In the world's first published mathematical model of tissue transfer, mathematician/researchers at Ohio State University have shown that they can use differential equations to determine which tissue segments selected for transfer from one part of the body to another location on the same body will receive the level of oxygen required to sustain the tissue.

Mathematics taking guesswork out of plastic surgery tissue transfer:

To obtain tissue for reconstructive surgery, plastic surgeons cut away a segment of tissue, called a flap, that is fed by a single set of perforator vessels an artery and vein that travel through underlying muscle to support skin and fat. Surgeons generally agree that vessels at least 1.5 millimeters in diameter are required to sustain oxygen flow within the flap intended for transfer.

"That guideline is based upon experience, trial and error. What we need is a more precise ability to determine what the necessary blood vessel size really is," said Michael Miller, professor of surgery and director of the division of plastic surgery at Ohio State University and a senior author of the research.

"I'm convinced that there is a relationship that's probably very predictive between the diameter and blood flow in the vessel and the ability of the piece of the tissue we're transferring to survive based on that."

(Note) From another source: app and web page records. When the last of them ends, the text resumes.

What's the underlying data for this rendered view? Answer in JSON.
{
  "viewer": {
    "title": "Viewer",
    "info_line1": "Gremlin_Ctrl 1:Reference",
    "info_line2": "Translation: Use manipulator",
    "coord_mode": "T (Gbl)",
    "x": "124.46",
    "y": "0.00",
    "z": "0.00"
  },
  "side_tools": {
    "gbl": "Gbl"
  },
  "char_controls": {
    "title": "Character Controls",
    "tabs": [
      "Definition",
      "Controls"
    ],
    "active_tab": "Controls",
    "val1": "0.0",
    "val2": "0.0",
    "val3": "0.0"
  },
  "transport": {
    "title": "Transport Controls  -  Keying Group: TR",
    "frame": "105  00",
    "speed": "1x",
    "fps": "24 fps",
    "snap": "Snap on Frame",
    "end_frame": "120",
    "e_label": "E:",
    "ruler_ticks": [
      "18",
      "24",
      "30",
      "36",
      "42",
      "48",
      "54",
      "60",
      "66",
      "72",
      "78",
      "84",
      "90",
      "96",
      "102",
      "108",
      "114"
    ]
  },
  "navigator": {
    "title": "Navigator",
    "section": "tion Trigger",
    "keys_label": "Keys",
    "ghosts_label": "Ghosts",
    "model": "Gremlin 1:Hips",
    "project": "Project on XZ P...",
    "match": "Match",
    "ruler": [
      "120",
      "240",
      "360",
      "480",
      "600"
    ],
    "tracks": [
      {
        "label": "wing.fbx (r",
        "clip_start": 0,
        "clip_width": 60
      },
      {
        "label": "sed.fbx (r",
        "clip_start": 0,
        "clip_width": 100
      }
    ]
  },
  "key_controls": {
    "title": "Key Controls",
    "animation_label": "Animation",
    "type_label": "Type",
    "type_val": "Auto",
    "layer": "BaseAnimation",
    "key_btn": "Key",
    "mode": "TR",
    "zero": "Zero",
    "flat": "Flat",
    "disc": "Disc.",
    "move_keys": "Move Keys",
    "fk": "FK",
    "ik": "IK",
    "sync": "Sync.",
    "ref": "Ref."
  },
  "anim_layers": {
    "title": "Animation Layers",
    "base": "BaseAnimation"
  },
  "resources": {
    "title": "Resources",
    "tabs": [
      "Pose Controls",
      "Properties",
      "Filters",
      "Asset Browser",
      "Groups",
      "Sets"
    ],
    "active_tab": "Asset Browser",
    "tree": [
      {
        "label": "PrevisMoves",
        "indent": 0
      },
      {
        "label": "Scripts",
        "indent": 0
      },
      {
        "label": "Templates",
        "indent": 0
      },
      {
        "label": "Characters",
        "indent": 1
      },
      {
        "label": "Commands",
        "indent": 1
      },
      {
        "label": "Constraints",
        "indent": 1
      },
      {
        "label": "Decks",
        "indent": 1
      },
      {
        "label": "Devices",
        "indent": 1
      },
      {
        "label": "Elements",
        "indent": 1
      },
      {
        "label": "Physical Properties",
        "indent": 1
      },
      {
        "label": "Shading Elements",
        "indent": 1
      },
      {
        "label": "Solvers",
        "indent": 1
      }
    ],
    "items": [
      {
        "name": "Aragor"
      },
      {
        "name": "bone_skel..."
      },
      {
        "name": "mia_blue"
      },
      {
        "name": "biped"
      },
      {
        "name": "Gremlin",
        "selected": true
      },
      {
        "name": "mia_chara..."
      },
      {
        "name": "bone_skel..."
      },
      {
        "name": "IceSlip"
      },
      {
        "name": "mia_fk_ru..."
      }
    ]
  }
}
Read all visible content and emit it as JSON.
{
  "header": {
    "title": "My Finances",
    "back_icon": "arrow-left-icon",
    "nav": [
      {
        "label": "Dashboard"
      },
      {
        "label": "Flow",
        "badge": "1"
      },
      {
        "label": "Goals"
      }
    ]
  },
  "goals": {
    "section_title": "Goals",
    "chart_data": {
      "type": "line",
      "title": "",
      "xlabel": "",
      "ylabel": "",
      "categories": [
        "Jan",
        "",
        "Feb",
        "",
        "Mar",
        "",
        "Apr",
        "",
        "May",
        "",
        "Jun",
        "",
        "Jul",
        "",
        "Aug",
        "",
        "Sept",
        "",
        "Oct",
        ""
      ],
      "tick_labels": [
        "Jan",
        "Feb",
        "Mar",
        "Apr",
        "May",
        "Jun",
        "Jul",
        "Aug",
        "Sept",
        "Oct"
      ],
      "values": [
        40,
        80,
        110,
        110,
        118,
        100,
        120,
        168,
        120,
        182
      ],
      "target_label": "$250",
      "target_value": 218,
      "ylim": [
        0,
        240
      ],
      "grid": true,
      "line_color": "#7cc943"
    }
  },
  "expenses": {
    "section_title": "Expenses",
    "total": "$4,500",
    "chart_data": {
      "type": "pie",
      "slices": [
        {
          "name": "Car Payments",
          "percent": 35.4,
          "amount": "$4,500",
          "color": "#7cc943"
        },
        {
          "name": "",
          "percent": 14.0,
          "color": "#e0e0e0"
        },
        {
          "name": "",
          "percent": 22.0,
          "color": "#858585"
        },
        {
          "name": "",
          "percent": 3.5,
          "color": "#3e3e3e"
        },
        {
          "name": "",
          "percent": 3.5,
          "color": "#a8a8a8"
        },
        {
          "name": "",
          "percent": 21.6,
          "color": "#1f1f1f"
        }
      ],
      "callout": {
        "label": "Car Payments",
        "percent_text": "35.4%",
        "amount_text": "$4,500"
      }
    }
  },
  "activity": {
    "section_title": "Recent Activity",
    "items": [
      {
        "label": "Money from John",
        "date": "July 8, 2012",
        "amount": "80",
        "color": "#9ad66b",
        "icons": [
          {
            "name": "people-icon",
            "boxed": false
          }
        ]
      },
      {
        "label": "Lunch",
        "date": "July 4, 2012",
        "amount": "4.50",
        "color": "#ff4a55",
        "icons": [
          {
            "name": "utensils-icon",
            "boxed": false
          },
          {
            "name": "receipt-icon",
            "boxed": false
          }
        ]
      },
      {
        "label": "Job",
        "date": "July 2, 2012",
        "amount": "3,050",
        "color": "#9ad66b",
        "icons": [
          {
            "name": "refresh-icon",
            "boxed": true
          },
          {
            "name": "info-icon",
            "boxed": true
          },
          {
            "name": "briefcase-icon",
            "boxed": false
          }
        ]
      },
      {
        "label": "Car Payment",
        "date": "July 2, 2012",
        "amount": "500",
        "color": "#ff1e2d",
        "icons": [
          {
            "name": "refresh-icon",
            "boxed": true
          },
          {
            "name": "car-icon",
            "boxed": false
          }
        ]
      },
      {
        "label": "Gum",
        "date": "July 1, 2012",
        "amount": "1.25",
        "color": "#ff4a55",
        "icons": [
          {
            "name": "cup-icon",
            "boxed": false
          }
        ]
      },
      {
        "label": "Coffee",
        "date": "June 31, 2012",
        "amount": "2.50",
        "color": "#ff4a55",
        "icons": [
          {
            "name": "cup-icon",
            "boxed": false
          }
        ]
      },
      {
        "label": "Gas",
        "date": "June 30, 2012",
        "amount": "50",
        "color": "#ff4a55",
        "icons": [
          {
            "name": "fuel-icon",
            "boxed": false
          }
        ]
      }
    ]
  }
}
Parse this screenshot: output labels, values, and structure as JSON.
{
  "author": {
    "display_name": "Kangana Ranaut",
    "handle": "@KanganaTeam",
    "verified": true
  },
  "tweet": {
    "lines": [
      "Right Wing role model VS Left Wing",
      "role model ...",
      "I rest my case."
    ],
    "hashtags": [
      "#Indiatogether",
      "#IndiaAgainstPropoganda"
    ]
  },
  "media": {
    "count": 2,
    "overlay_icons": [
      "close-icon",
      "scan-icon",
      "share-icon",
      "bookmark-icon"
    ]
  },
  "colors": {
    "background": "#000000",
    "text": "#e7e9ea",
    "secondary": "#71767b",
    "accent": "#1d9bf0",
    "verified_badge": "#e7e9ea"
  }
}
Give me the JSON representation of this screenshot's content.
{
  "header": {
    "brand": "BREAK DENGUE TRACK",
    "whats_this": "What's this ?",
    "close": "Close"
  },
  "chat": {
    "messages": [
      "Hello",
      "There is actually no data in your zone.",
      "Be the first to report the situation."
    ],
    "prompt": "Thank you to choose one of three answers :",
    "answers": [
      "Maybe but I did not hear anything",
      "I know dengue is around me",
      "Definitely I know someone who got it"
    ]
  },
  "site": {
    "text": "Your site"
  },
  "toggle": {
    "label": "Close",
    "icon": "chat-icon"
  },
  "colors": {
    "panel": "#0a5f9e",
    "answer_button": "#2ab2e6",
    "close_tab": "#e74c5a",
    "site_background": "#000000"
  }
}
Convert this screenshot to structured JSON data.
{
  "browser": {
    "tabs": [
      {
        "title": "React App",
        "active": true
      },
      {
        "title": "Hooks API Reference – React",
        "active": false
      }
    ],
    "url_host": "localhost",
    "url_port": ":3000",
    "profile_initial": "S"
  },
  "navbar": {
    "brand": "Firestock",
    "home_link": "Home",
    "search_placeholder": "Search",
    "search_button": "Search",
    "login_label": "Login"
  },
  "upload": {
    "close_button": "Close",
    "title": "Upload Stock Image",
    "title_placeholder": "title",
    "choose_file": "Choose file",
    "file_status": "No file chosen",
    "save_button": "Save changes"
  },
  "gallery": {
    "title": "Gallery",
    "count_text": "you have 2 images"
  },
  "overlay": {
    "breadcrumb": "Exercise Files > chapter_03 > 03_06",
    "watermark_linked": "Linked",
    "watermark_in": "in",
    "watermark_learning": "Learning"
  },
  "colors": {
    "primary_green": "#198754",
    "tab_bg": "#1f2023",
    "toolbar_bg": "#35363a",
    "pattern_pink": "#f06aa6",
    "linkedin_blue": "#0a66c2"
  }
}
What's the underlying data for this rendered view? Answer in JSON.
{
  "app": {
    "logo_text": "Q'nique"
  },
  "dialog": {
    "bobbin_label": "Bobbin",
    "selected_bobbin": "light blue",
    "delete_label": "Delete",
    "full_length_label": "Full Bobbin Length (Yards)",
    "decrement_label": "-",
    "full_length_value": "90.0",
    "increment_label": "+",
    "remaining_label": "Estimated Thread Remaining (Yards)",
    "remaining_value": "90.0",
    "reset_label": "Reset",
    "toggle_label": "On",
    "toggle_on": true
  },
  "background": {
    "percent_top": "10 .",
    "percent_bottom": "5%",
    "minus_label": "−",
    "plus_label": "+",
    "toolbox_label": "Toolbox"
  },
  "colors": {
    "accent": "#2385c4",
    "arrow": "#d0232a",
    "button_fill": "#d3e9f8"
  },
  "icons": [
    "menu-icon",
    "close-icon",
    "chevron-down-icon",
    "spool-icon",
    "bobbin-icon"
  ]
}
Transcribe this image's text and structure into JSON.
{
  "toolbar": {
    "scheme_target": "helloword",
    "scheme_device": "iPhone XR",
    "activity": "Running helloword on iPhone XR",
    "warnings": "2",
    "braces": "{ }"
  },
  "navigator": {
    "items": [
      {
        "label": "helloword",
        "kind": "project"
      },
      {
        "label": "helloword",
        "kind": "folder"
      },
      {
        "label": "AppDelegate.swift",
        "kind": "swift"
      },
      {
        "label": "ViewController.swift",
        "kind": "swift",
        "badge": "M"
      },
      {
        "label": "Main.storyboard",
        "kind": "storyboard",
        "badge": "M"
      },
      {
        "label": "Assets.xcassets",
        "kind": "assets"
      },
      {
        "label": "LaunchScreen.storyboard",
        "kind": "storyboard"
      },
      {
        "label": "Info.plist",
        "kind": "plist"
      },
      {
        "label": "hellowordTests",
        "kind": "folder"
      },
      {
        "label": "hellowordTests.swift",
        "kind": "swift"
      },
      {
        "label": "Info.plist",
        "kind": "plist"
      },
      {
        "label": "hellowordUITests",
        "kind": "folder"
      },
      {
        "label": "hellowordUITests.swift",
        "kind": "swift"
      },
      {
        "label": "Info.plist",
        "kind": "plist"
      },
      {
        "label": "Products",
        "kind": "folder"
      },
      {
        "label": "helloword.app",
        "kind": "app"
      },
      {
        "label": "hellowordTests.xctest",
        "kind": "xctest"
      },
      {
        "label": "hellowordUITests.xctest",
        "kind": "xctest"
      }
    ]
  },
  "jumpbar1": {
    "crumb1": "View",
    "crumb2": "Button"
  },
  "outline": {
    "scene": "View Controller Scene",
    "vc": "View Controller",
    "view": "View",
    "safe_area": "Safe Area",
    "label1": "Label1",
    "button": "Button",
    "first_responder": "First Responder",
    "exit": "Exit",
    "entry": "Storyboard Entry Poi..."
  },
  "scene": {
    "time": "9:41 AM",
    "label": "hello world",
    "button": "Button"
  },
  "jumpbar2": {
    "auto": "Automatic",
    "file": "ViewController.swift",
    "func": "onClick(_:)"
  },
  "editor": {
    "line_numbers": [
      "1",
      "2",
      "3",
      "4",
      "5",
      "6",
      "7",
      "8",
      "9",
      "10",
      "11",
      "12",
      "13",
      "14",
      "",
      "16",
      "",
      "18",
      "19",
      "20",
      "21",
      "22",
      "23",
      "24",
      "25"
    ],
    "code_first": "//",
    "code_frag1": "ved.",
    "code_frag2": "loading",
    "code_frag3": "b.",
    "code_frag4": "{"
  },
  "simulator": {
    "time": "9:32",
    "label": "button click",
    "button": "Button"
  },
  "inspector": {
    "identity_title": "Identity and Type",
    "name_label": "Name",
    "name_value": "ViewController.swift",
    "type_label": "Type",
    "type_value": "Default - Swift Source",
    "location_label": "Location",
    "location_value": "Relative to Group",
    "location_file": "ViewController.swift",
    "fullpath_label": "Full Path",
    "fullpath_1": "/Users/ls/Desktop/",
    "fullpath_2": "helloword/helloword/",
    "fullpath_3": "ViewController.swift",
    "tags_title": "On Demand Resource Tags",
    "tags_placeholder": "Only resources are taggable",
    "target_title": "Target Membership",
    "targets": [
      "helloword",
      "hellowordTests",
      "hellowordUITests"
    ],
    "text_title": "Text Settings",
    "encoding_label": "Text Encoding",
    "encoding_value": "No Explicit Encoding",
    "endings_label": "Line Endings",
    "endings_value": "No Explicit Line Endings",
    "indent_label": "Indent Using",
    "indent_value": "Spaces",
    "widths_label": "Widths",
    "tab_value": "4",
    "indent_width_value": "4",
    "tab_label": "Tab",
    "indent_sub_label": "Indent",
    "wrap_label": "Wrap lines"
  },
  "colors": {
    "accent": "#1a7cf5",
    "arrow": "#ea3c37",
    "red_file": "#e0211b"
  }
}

This sounds fairly important. Although this is still just a concept, researchers have shown that under certain relationships between the size of the tissue flap and the diameter of the perforator vessel, the oxygen level in the flap will remain above 15% of the normal level, thus ensuring a successful flap transfer. If this relationship is not satisfied, the most distant tissue from the vessel will start to die.

"This is still just a concept. But this initial system of five differential equations gives us a range between the flap size and the required diameter of the supporting artery that would ensure survival," said Avner Friedman, a senior author of the paper and a Distinguished University Professor at Ohio State.

The research appears this week in the online early edition of the Proceedings of the National Academy of Sciences.